“The interim Phase I/II data for our coronavirus vaccine shows that the vaccine did not lead to any unexpected reactions and had a similar safety profile to previous vaccines of this type,” commented Professor Andrew Pollard, chief investigator of the Oxford Vaccine Trial at Oxford University and co-author of the trial.
“The immune responses observed following vaccination are in line with what we expect will be associated with protection against the SARS-CoV-2 virus, although we must continue with our rigorous clinical trial programme to confirm this. We saw the strongest immune response in participants who received two doses of the vaccine, indicating that this might be a good strategy for vaccination.”
Mene Pangalos, executive vice president, BioPharmaceuticals R&D, at AZ said interim results from the trial are “encouraging”.
“While there is more work to be done, today’s data increases our confidence that the vaccine will work and allows us to continue our plans to manufacture the vaccine at scale for broad and equitable access around the world.”
Late-stage Phase II/III trials are currently underway in the UK, Brazil and South Africa and are due to start in the US, which will help determine how well the vaccine will protect from the COVID-19 disease and measure safety and immune responses in different age ranges and at various doses.
“Developing a vaccine is an incredibly difficult challenge; the fact that there are multiple candidates in development is hopefully a sign that the hard work will ultimately pay off,” noted the Association of the British Pharmaceutical Industry's Richard Torbett.
“But we must be patient. Proving that a vaccine is safe and effective is a long process and we could still be many months away.”
PM to announce extra £3bn for NHS
17th July 2020
The funds are to help the health service prepare for a winter wave of coronavirus
Prime minister Boris Johnson is set to announce £3 billion in extra funding for the NHS to help it prepare for a second wave of coronavirus this winter.

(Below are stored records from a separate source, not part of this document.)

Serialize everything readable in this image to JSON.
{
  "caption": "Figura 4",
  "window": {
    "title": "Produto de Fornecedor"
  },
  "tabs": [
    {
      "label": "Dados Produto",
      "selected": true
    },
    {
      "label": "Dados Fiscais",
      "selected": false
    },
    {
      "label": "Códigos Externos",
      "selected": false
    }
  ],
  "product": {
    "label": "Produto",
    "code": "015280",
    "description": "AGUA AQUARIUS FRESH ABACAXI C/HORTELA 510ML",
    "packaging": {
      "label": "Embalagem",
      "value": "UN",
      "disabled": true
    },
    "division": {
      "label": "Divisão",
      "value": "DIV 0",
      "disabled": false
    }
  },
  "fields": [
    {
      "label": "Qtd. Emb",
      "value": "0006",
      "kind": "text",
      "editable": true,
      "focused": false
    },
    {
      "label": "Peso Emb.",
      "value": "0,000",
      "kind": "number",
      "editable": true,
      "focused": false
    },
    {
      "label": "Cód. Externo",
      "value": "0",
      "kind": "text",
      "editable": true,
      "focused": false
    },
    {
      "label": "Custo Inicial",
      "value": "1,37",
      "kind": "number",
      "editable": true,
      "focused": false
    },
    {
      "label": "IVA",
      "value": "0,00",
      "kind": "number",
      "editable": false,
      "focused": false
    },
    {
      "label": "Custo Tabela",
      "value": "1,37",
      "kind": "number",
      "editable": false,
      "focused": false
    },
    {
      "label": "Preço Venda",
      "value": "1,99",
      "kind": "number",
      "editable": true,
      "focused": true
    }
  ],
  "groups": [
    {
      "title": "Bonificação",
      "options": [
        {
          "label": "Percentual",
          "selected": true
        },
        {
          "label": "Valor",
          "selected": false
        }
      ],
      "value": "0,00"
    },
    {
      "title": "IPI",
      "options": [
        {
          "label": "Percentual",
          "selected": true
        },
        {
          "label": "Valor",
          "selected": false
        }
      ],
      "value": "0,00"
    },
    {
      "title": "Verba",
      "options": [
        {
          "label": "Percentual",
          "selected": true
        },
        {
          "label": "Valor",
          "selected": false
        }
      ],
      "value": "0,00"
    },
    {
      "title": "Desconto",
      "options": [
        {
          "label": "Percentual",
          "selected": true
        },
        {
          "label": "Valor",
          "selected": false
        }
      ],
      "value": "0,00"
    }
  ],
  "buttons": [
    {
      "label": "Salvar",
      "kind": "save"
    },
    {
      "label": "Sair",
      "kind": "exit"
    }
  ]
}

According to various media reports, the money will be available immediately to enable the health service to free up capacity by utilising private hospitals to help clear the backlog of patients waiting for tests and treatments in the wake of the current pandemic.
The funds will also be used to maintain the Nightingale hospitals until Spring next year.
BBC News noted that the PM is also expected to announced plans to widen COVID-19 testing capacity at a press conference later today, with a new target of 500,000 tests a day by the end of October.
More detail on the government's road map for recovery is also expected.
The move comes amid huge concern that the NHS will buckle under the pressure of a second wave of coronavirus infections as it already grapples with existing disruption caused by the virus, a massive backlog of patients awaiting medical attention, and other challenges it normally faces in the winter period.
In the last week, the Academy of Medical Sciences urged the government to act now to minimise transmission of coronavirus in the community, reorganise health and social care staff and facilities to maintain COVID-19 and COVID-19-free zones, secure adequate PPE and increase testing capacity.
Dr Layla McCay, a director at the NHS Confederation, also stressed that “an effective test and trace system will be more important than ever to identify and isolate people at risk, and so is absolute clarity and consistency from the government on its public messaging as lockdown measures continue to be relaxed.”
A No 10 spokesperson told the Independent that the prime minister “is clear that now is not the time for complacency, and we must make sure our NHS is battle ready for winter.
“He will set out a broad package of measures to protect against both a possible second wave, and to ease winter pressures and keep the public safe.”